● **WORK ITEM**
Word for word, reproduce every line of the data below.

**** SUPPLIED DATA

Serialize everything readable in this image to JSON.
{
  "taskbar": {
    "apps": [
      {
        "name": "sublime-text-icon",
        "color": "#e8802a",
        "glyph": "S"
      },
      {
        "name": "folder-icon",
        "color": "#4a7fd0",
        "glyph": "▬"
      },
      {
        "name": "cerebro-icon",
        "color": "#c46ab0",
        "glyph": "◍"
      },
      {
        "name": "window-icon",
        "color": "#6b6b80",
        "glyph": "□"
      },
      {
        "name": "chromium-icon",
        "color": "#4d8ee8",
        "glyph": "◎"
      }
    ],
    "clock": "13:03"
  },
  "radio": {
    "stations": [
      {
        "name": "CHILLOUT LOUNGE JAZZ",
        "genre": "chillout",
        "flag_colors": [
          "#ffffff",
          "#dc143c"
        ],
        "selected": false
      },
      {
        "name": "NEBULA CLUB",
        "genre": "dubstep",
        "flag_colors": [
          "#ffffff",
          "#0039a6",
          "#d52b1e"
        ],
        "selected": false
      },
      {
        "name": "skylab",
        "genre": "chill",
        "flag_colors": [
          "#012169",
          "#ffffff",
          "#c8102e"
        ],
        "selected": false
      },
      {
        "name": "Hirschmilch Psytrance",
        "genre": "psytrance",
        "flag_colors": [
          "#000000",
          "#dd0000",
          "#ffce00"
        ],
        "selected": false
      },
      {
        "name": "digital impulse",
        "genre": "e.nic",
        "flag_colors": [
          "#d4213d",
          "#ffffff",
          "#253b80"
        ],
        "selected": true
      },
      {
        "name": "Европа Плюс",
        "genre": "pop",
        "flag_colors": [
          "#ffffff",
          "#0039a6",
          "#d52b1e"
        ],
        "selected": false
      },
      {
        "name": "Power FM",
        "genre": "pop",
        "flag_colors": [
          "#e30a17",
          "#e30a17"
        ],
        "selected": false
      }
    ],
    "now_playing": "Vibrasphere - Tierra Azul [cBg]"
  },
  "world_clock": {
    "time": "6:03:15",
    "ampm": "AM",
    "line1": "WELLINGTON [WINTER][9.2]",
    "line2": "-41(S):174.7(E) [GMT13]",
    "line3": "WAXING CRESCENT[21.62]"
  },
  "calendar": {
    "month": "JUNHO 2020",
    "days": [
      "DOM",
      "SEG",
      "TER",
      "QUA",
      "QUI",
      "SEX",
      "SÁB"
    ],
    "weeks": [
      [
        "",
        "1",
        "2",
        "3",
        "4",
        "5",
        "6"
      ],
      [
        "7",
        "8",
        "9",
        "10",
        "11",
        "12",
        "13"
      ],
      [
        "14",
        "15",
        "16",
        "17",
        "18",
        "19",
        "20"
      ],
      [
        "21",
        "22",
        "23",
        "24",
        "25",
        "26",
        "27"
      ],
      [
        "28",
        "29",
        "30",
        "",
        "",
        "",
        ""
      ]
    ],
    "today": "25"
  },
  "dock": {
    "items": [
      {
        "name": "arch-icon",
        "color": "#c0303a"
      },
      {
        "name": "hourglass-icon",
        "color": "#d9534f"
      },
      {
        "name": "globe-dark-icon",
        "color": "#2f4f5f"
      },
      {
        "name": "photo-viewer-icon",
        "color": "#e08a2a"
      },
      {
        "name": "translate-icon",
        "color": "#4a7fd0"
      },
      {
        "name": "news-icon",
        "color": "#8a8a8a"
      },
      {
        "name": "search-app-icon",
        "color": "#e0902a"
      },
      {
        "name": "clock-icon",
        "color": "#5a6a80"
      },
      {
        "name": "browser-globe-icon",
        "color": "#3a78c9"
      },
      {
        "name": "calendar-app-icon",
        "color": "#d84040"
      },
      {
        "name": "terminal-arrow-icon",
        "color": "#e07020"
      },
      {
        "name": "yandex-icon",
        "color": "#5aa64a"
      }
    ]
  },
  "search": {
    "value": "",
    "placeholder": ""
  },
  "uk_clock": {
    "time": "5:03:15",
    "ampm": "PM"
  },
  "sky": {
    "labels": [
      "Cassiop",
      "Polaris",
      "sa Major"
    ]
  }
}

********

● **ANSWER AREA**
Serialize everything readable in this image to JSON.
{
  "taskbar": {
    "apps": [
      {
        "name": "sublime-text-icon",
        "color": "#e8802a",
        "glyph": "S"
      },
      {
        "name": "folder-icon",
        "color": "#4a7fd0",
        "glyph": "▬"
      },
      {
        "name": "cerebro-icon",
        "color": "#c46ab0",
        "glyph": "◍"
      },
      {
        "name": "window-icon",
        "color": "#6b6b80",
        "glyph": "□"
      },
      {
        "name": "chromium-icon",
        "color": "#4d8ee8",
        "glyph": "◎"
      }
    ],
    "clock": "13:03"
  },
  "radio": {
    "stations": [
      {
        "name": "CHILLOUT LOUNGE JAZZ",
        "genre": "chillout",
        "flag_colors": [
          "#ffffff",
          "#dc143c"
        ],
        "selected": false
      },
      {
        "name": "NEBULA CLUB",
        "genre": "dubstep",
        "flag_colors": [
          "#ffffff",
          "#0039a6",
          "#d52b1e"
        ],
        "selected": false
      },
      {
        "name": "skylab",
        "genre": "chill",
        "flag_colors": [
          "#012169",
          "#ffffff",
          "#c8102e"
        ],
        "selected": false
      },
      {
        "name": "Hirschmilch Psytrance",
        "genre": "psytrance",
        "flag_colors": [
          "#000000",
          "#dd0000",
          "#ffce00"
        ],
        "selected": false
      },
      {
        "name": "digital impulse",
        "genre": "e.nic",
        "flag_colors": [
          "#d4213d",
          "#ffffff",
          "#253b80"
        ],
        "selected": true
      },
      {
        "name": "Европа Плюс",
        "genre": "pop",
        "flag_colors": [
          "#ffffff",
          "#0039a6",
          "#d52b1e"
        ],
        "selected": false
      },
      {
        "name": "Power FM",
        "genre": "pop",
        "flag_colors": [
          "#e30a17",
          "#e30a17"
        ],
        "selected": false
      }
    ],
    "now_playing": "Vibrasphere - Tierra Azul [cBg]"
  },
  "world_clock": {
    "time": "6:03:15",
    "ampm": "AM",
    "line1": "WELLINGTON [WINTER][9.2]",
    "line2": "-41(S):174.7(E) [GMT13]",
    "line3": "WAXING CRESCENT[21.62]"
  },
  "calendar": {
    "month": "JUNHO 2020",
    "days": [
      "DOM",
      "SEG",
      "TER",
      "QUA",
      "QUI",
      "SEX",
      "SÁB"
    ],
    "weeks": [
      [
        "",
        "1",
        "2",
        "3",
        "4",
        "5",
        "6"
      ],
      [
        "7",
        "8",
        "9",
        "10",
        "11",
        "12",
        "13"
      ],
      [
        "14",
        "15",
        "16",
        "17",
        "18",
        "19",
        "20"
      ],
      [
        "21",
        "22",
        "23",
        "24",
        "25",
        "26",
        "27"
      ],
      [
        "28",
        "29",
        "30",
        "",
        "",
        "",
        ""
      ]
    ],
    "today": "25"
  },
  "dock": {
    "items": [
      {
        "name": "arch-icon",
        "color": "#c0303a"
      },
      {
        "name": "hourglass-icon",
        "color": "#d9534f"
      },
      {
        "name": "globe-dark-icon",
        "color": "#2f4f5f"
      },
      {
        "name": "photo-viewer-icon",
        "color": "#e08a2a"
      },
      {
        "name": "translate-icon",
        "color": "#4a7fd0"
      },
      {
        "name": "news-icon",
        "color": "#8a8a8a"
      },
      {
        "name": "search-app-icon",
        "color": "#e0902a"
      },
      {
        "name": "clock-icon",
        "color": "#5a6a80"
      },
      {
        "name": "browser-globe-icon",
        "color": "#3a78c9"
      },
      {
        "name": "calendar-app-icon",
        "color": "#d84040"
      },
      {
        "name": "terminal-arrow-icon",
        "color": "#e07020"
      },
      {
        "name": "yandex-icon",
        "color": "#5aa64a"
      }
    ]
  },
  "search": {
    "value": "",
    "placeholder": ""
  },
  "uk_clock": {
    "time": "5:03:15",
    "ampm": "PM"
  },
  "sky": {
    "labels": [
      "Cassiop",
      "Polaris",
      "sa Major"
    ]
  }
}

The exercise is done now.